# Task item
For the word "Site", return each line of the data in which it occurs.

[Component data from apps and pages]

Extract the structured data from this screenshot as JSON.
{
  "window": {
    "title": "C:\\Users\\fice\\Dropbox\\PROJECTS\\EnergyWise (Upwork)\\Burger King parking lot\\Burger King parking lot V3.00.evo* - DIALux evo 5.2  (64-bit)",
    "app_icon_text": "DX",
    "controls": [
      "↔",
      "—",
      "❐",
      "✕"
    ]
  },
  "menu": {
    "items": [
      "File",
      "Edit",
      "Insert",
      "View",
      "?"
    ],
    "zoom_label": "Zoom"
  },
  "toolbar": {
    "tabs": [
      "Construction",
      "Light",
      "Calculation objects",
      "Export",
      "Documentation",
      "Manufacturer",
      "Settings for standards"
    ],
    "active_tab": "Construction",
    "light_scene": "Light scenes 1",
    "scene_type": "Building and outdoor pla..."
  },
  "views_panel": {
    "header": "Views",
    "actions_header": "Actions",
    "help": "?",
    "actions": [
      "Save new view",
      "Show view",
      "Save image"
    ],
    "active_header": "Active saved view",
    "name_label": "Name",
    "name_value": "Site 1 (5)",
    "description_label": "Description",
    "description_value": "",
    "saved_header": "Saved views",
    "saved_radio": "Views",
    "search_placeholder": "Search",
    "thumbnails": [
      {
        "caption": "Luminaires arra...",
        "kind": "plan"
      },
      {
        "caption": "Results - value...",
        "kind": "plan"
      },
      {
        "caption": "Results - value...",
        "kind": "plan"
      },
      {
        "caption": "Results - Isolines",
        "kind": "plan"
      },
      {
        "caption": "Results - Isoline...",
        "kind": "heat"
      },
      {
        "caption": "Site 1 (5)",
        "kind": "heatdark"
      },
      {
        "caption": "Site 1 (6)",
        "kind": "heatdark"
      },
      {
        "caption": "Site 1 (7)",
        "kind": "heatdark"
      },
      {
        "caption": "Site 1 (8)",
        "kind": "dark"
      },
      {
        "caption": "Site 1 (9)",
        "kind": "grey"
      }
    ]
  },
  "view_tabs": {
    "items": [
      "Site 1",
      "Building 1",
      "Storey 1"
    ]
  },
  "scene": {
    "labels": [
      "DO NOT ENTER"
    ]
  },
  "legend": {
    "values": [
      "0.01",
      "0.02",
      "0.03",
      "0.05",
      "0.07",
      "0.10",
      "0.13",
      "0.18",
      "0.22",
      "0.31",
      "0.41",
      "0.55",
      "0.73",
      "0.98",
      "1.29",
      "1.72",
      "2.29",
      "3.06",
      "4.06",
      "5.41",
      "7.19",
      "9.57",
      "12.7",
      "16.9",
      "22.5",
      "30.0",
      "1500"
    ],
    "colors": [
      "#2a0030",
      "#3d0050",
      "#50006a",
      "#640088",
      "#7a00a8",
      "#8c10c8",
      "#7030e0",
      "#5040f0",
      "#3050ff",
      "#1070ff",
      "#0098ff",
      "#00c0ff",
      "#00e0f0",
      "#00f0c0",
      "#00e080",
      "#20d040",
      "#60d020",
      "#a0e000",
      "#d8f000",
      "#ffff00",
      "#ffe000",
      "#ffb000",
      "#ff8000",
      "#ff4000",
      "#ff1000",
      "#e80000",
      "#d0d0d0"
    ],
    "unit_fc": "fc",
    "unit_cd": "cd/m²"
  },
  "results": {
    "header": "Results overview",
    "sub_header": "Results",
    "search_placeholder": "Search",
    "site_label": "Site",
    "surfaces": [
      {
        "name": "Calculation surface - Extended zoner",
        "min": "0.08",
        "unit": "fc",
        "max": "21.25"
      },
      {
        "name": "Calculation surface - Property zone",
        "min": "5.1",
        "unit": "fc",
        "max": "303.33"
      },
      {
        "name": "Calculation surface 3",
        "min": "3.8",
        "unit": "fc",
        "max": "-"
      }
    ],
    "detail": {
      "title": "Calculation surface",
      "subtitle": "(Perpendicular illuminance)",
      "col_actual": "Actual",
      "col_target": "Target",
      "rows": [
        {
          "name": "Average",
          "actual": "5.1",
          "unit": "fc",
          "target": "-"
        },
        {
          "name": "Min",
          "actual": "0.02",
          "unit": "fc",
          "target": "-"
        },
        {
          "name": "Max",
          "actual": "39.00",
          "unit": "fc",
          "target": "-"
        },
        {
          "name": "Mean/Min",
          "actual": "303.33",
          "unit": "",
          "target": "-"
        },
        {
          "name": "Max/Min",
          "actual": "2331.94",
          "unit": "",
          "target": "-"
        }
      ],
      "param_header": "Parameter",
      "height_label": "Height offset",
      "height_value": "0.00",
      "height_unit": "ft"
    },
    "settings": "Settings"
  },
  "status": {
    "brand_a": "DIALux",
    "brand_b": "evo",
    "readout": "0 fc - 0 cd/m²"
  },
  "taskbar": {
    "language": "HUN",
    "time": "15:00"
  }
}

# Task solution
    "name_value": "Site 1 (5)",
        "caption": "Site 1 (5)",
        "caption": "Site 1 (6)",
        "caption": "Site 1 (7)",
        "caption": "Site 1 (8)",
        "caption": "Site 1 (9)",
      "Site 1",
    "site_label": "Site",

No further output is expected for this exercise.